Academia and qualifications aside, Judge Barrett is the wrong choice to fill RBG’s seat and a threat to our fundamental rights and democracy. Barrett’s opposition to abortion, the Affordable Care Act and LGBTQ rights solidifies my belief that she is not fit to serve on the Supreme Court.
Unlike the ulcer I am likely to form at the ripe age of 26, I can’t blame the politicization of the Supreme Court on Trump. The original intent of the framers of the constitution was to create an apolitical body of government that would protect the rectitude of the Constitution.
They grossly underestimated America’s ability to politicize a piece of cloth that goes over your mouth and nose, let alone an entire branch of government.
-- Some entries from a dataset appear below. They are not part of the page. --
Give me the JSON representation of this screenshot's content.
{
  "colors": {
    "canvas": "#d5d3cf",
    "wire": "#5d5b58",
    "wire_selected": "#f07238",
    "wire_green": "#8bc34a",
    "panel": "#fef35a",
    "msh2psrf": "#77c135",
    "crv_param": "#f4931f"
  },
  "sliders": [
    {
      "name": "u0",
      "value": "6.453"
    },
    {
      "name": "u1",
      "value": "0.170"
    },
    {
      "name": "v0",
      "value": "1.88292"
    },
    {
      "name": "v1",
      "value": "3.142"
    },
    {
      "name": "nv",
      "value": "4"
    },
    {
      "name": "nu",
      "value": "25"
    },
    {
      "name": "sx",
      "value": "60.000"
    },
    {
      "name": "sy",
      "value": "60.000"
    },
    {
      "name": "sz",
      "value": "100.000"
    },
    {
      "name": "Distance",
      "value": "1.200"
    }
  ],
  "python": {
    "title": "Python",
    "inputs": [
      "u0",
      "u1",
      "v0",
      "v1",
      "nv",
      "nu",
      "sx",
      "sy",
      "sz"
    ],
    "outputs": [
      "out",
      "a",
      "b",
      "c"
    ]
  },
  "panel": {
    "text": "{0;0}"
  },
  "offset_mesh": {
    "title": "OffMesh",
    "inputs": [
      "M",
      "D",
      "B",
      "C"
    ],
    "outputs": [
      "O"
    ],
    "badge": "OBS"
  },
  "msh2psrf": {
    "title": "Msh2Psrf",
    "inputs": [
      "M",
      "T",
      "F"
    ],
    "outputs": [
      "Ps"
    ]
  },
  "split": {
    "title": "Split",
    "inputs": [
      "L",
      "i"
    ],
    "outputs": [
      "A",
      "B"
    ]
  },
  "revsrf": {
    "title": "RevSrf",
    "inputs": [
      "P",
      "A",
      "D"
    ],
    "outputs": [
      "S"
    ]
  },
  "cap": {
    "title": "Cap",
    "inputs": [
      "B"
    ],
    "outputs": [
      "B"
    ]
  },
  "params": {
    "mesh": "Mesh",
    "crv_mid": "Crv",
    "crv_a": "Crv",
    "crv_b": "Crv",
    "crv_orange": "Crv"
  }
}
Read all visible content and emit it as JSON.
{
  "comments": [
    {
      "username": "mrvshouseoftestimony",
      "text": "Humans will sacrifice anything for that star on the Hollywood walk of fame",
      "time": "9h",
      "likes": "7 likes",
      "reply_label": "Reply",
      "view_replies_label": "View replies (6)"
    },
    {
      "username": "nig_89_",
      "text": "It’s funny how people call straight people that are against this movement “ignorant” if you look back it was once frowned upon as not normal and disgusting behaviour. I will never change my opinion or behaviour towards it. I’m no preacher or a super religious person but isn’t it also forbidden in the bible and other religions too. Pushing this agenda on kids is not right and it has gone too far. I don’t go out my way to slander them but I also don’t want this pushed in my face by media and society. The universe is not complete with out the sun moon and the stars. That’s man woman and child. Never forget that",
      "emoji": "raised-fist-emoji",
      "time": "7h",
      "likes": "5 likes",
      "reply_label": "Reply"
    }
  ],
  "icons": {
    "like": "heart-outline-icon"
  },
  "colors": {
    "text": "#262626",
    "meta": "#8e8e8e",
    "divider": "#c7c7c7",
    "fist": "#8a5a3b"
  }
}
I also think that relying on the intent of the framers of the constitution is a dead end, as they quite literally owned slaves and had no intention of giving rights to people of color.
The fact that our fundamental rights to healthcare and abortion relied on RBG, an 87-year-old, is a testament to the system being broken. It’s blatantly obvious that I have major critiques of the system and crave democratic reform, but the only way we can honor RBG’s wishes and maintain democracy is to vote.
The best way to send a big middle finger to the establishment is to vote and make our needs heard. Standing by and letting this confirmation proceed is absolutely antithetical to Ginsburg’s beliefs, and we owe her this fight.
As cliche as it sounds, this is not what she would have wanted. Ginsburg built her career on dissent and advocacy. She became known for her stellar academic record, founding the American Civil Liberties Union’s Women’s Rights Project, her work as the first Jewish woman ever appointed to a Supreme Court seat and constant protection of Roe v. Wade.
The reality that a president who was unwanted by the majority of 2016 voters has the opportunity to fill two crucial seats on the Supreme Court is nauseating.
Now is not the time to stand on a precipice of third-party nominees and complacency. The electoral college is a broken system, but we are in a fight for our democracy and we have to play the game and elect officials who will advocate for the will of the people—not narcissistic, convoluted ideas of patriotism.